- Bryant, Edwin (2001), The Quest for the Origins of Vedic Culture: The Indo-Aryan Migration Debate, Oxford University Press, ISBN 0-19-513777-9
- Ringe, Donald A. (2006), From Proto-Indo-European to Proto-Germanic, Linguistic history of English, v. 1, Oxford: Oxford University Press, ISBN 0-19-955229-0
- Alinei, Mario. The Paleolithic Continuity Theory on Indo-European Origins: An Introduction
- [Aline]i, Mario. The Paleolithic Continuity Theory on Indo-European Origins: An Introduction: "The sharp, and now at last admitted even by traditionalists (Villar 1991) [Villar, Francisco (1991), Los indoeuropeos y los orígines de Europa. Lenguaje y historia, Madrid, Gredos] differentiation of farming terminology in the different IE languages, while absolutely unexplainable in the context of Renfrew’s NDT, provides yet another fundamental proof that the differentiation of IE languages goes back to remote prehistory."
- Stanley A. Wolpert, The appearance of Indo-Aryan speakers, Encyclopedia Britannica
- Anthony, David W. (2007), The Horse The Wheel And Language. How Bronze-Age Riders From the Eurasian Steppes Shaped The Modern World, Princeton University Press
- Kortlandt, Frederik (1989), THE SPREAD OF THE INDO-EUROPEANS
- Mainstream theories
- The Human Journey, The Indo-Europeans
- The Paleolithic Indo-Europeans
- The Ukrainian Week, The Cradle of Indo-Europeans. The dawn of Indo-Europeans on the Ukrainian steppes

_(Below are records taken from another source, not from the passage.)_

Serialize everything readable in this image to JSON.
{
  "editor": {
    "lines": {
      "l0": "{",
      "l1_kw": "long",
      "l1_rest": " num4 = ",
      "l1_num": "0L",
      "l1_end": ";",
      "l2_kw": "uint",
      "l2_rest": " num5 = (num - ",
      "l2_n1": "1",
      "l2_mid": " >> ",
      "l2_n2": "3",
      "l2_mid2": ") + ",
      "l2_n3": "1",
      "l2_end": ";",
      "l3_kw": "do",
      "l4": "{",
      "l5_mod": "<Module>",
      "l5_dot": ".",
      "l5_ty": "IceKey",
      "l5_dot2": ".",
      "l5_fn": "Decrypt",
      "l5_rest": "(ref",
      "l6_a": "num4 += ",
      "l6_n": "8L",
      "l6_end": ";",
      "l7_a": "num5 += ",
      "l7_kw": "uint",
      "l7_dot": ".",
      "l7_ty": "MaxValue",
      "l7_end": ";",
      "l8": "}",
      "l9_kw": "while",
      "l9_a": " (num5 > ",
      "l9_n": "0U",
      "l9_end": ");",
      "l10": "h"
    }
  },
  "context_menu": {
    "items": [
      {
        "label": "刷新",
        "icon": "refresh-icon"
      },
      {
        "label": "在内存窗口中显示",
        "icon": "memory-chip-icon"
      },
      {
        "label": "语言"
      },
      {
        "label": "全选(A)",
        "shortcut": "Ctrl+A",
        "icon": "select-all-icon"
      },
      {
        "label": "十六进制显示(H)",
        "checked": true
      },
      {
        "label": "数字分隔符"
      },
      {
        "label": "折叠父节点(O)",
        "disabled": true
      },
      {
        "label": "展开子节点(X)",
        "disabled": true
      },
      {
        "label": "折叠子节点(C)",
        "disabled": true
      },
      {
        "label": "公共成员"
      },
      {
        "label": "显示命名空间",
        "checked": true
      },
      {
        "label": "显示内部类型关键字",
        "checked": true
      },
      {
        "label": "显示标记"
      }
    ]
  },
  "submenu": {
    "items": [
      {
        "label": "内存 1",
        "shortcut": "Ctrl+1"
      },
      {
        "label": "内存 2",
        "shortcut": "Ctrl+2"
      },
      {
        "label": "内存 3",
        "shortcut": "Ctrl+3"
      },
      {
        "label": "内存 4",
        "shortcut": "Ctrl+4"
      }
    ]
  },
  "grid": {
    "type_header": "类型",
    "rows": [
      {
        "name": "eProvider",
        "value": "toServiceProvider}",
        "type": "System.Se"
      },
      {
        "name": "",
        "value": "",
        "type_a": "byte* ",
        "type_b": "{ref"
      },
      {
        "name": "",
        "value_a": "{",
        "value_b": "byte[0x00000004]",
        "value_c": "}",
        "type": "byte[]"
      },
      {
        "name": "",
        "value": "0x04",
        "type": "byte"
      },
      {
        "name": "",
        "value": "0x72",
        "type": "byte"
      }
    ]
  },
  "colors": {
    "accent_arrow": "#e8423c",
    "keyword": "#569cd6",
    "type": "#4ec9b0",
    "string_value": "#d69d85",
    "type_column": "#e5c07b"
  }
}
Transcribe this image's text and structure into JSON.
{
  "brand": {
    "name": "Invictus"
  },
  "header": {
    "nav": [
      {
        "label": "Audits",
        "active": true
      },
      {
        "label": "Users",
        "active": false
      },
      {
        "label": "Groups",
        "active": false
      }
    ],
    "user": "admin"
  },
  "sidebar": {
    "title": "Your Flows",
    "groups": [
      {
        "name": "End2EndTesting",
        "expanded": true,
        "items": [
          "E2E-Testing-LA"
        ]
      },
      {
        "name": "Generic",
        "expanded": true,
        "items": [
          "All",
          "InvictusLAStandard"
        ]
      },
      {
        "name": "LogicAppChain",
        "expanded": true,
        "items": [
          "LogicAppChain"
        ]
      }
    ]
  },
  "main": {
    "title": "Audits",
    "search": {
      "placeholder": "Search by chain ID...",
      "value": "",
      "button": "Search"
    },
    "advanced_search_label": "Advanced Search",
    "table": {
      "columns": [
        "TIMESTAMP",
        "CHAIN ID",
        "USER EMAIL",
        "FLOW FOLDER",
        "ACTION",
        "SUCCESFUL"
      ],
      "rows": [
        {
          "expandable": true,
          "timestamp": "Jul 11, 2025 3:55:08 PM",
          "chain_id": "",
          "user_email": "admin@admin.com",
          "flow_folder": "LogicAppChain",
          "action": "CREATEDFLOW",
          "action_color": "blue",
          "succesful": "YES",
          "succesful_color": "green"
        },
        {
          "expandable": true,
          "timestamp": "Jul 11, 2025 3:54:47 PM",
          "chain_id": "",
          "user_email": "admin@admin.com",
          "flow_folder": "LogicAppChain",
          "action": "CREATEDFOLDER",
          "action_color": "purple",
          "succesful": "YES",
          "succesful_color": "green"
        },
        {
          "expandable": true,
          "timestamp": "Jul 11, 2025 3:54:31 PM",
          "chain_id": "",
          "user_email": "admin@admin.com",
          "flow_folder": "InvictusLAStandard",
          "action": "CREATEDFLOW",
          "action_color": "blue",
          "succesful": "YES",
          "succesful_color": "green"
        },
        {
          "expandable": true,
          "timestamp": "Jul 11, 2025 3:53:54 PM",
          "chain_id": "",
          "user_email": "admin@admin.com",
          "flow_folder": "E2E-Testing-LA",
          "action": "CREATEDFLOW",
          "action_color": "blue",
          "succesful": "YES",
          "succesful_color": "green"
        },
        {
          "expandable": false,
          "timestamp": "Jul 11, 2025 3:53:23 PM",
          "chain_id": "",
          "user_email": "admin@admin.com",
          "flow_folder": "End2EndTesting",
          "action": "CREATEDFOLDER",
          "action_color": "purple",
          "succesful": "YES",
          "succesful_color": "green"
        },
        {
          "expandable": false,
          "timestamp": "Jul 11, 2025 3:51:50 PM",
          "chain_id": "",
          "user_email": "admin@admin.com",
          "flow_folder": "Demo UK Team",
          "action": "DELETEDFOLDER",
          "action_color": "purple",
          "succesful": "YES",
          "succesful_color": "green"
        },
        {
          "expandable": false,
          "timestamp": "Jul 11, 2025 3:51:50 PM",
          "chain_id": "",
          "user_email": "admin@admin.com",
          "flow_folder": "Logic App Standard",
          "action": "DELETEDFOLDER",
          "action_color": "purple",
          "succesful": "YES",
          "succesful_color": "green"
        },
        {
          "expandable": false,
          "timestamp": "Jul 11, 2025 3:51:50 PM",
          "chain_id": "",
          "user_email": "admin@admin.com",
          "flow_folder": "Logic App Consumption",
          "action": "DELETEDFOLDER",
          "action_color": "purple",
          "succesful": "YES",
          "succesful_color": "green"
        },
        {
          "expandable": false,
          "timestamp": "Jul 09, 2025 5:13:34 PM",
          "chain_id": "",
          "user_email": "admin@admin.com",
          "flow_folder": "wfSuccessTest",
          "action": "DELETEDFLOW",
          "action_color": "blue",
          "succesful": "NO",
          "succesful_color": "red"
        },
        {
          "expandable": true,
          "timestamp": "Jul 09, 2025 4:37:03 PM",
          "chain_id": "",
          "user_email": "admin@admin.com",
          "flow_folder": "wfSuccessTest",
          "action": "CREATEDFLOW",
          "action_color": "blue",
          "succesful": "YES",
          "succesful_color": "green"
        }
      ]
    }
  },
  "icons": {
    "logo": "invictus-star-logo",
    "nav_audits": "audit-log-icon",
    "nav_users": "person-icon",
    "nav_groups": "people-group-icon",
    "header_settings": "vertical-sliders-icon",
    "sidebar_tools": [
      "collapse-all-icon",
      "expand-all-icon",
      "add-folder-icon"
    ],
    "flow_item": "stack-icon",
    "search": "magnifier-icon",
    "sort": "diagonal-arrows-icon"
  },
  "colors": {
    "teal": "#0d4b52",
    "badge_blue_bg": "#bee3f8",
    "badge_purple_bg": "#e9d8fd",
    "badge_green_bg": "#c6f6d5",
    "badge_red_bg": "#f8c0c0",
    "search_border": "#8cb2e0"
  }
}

- Encyclopedia Britannica, Indo-European languages
- Alternative theories